The latest events -- particularly the parliament intervention and the altering of the factory's ownership -- have added a new wrinkle to a story not uncommon throughout Russia in the days following the privatization of former state-owned enterprises.


The saga began last year when Nimonor Investments Ltd., a little-known Cyprus-registered company, offered to bail out the debt-ridden plant, Alexander Vantorin, the 48-year-old director elected by the trade union during this year's strike, said in an interview last Friday.


Vyborg, located 140 kilometers northwest of St. Petersburg, controlled more than 60 percent of the regional market in candy wrappers, wrapping paper, toilet paper and other paper products in the late 1980s, he said. Even in 1993, the mill posted a turnover of $60 million.


But by 1997, Vyborg had fallen on hard times and owed $8.1 million in wage arrears and $83 million in federal tax debts, Vantorin said.


Then along came Nimonor, which through its Russian representative, British citizen Mark Rhodes, closed a deal on the factory and signed an agreement with the workers to keep all 2,100 jobs and pay off Vyborg's back wages and tax debt.

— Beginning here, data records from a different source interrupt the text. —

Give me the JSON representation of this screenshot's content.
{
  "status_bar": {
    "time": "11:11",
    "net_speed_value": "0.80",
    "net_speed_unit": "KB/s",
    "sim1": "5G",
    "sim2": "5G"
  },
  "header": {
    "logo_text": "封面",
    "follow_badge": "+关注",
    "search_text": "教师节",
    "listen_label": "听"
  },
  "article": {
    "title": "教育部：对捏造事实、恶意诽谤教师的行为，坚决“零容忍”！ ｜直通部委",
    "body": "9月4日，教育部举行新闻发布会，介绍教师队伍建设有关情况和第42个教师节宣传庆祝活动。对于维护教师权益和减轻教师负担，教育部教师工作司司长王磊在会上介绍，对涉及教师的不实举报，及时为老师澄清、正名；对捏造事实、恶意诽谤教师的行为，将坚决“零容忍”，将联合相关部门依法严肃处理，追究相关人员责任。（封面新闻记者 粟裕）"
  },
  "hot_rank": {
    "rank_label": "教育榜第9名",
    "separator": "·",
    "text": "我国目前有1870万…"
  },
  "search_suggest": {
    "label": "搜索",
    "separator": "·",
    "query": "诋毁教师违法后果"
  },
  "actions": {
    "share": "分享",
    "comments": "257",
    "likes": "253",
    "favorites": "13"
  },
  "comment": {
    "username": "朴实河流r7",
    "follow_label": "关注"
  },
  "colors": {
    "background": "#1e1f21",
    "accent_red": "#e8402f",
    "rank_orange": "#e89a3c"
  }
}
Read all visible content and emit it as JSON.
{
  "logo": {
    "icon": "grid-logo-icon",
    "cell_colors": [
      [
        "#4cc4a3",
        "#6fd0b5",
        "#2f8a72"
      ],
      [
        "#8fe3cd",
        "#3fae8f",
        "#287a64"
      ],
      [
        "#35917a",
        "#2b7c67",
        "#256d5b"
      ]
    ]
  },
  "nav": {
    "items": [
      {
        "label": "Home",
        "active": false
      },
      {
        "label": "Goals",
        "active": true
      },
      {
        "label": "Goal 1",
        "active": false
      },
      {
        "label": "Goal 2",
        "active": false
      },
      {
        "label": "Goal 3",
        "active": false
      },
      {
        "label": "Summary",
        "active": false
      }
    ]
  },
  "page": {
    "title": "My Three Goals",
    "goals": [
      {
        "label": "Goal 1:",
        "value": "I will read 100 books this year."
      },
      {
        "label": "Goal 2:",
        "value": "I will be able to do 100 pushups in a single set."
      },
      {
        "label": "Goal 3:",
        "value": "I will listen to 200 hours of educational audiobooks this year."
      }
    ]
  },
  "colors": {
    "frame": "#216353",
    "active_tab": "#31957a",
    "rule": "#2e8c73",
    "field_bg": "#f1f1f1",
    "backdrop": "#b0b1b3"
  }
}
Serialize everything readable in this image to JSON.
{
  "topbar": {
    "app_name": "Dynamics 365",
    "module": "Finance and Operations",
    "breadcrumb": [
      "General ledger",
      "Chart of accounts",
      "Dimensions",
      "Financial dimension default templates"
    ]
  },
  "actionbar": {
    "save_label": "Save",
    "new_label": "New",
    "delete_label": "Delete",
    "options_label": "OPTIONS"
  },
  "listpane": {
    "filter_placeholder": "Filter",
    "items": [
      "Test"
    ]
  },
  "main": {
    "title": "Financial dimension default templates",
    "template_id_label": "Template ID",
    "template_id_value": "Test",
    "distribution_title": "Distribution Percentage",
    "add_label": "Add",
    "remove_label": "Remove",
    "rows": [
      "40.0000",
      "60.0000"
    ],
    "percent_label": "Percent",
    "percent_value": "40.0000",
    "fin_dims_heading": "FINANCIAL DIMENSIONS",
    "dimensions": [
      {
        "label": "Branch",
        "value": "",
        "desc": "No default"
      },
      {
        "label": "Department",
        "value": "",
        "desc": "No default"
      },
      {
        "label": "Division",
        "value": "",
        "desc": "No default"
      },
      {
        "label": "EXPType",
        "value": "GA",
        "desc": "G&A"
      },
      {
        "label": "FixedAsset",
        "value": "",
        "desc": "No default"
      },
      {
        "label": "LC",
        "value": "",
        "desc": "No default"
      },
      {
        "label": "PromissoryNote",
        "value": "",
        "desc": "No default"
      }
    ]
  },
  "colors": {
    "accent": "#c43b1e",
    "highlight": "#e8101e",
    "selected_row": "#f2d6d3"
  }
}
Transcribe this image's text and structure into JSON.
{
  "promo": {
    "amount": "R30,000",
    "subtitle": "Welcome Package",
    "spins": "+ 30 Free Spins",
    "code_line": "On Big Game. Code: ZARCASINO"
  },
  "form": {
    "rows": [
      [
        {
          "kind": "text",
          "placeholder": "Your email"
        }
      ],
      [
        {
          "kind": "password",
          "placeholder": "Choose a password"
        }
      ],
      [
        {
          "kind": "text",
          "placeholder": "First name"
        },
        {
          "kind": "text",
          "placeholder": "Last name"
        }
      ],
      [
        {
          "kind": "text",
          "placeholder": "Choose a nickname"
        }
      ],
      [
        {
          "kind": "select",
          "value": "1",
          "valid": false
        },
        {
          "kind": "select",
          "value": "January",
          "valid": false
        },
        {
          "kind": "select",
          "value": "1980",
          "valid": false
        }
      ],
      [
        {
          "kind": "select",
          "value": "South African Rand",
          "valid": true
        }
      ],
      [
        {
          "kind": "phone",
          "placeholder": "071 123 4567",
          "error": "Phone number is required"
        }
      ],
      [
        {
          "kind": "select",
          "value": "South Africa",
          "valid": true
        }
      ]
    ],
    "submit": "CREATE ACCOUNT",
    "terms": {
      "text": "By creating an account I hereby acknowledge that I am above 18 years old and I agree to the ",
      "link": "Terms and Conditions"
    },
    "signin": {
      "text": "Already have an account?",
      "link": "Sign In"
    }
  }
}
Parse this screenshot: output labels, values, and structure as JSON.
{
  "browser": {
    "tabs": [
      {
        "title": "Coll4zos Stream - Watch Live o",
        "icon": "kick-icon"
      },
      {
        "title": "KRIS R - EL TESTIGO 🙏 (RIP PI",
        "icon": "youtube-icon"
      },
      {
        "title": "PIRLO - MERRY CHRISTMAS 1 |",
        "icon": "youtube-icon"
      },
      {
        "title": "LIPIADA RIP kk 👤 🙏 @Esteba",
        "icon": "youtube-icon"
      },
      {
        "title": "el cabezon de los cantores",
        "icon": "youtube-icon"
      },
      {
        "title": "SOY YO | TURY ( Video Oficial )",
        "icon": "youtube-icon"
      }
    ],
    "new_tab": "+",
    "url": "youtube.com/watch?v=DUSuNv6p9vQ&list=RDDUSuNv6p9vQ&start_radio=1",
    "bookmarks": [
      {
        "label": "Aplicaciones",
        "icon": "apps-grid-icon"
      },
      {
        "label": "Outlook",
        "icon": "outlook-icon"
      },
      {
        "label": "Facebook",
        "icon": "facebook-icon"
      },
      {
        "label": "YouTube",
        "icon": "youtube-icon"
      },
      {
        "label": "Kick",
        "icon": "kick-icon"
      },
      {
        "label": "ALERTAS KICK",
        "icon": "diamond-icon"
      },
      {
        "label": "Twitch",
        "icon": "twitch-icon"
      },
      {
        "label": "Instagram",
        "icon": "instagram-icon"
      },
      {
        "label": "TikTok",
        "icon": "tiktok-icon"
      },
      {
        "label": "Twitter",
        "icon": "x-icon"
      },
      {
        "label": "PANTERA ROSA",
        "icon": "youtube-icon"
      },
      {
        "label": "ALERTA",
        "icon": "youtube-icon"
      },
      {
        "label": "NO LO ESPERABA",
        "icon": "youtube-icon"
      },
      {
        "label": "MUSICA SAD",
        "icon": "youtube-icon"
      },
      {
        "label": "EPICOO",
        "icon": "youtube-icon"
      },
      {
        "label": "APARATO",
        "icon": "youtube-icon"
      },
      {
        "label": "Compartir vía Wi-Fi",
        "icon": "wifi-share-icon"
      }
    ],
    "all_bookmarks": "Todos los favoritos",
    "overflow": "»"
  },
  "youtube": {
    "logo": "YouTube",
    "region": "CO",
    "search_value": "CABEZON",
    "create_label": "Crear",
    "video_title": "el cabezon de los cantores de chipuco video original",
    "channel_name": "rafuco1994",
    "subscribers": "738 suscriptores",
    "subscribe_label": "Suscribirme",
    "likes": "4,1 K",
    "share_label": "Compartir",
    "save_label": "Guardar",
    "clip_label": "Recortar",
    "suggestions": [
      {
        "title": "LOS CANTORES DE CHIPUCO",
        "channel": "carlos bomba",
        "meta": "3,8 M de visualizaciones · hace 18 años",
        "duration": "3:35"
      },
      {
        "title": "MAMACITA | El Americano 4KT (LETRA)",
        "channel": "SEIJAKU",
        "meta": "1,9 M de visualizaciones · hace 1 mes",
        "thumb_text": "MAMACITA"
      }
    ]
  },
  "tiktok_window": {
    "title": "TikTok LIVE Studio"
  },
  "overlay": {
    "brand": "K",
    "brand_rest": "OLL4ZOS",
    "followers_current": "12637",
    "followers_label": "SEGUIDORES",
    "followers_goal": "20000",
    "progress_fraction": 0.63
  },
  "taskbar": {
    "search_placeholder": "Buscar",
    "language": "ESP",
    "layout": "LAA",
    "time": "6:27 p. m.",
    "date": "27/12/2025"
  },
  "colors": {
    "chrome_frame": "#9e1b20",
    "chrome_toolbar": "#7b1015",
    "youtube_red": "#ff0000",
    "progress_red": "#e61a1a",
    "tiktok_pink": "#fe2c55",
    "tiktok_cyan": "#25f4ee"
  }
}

Despite strong financial assurances, further investigation would show that Nimonor was registered in Cyprus only three weeks before the sale of the factory, Vantorin said.


Rhodes was unavailable for comment when attempts were made to contact him.


After the deal, Vyborg workers say they began growing angry when wages still went unpaid, and the final straw came in February when management began to lay off employees.


Furious, they went on strike, joining forces with local villagers to lock Nimonor out of the factory. They then threatened to block the main highway running through Sovietskaya from Finland, the route used by international importers from northern Europe to Russia.


The outraged workers caught the attention of the parliament, which offered to help workers by providing funds to restructure the mill's $83 million tax debt.


Then on Aug. 10, Vyborg employees got the mill registered as a public enterprise.


Now, even though it is uncertain what role Nimonor will play in future operations, the national attention gained in the strike and the Duma's assistance has brightened the factory's future considerably, Vantorin said, adding he is determined to get production going again, perhaps as soon as this fall.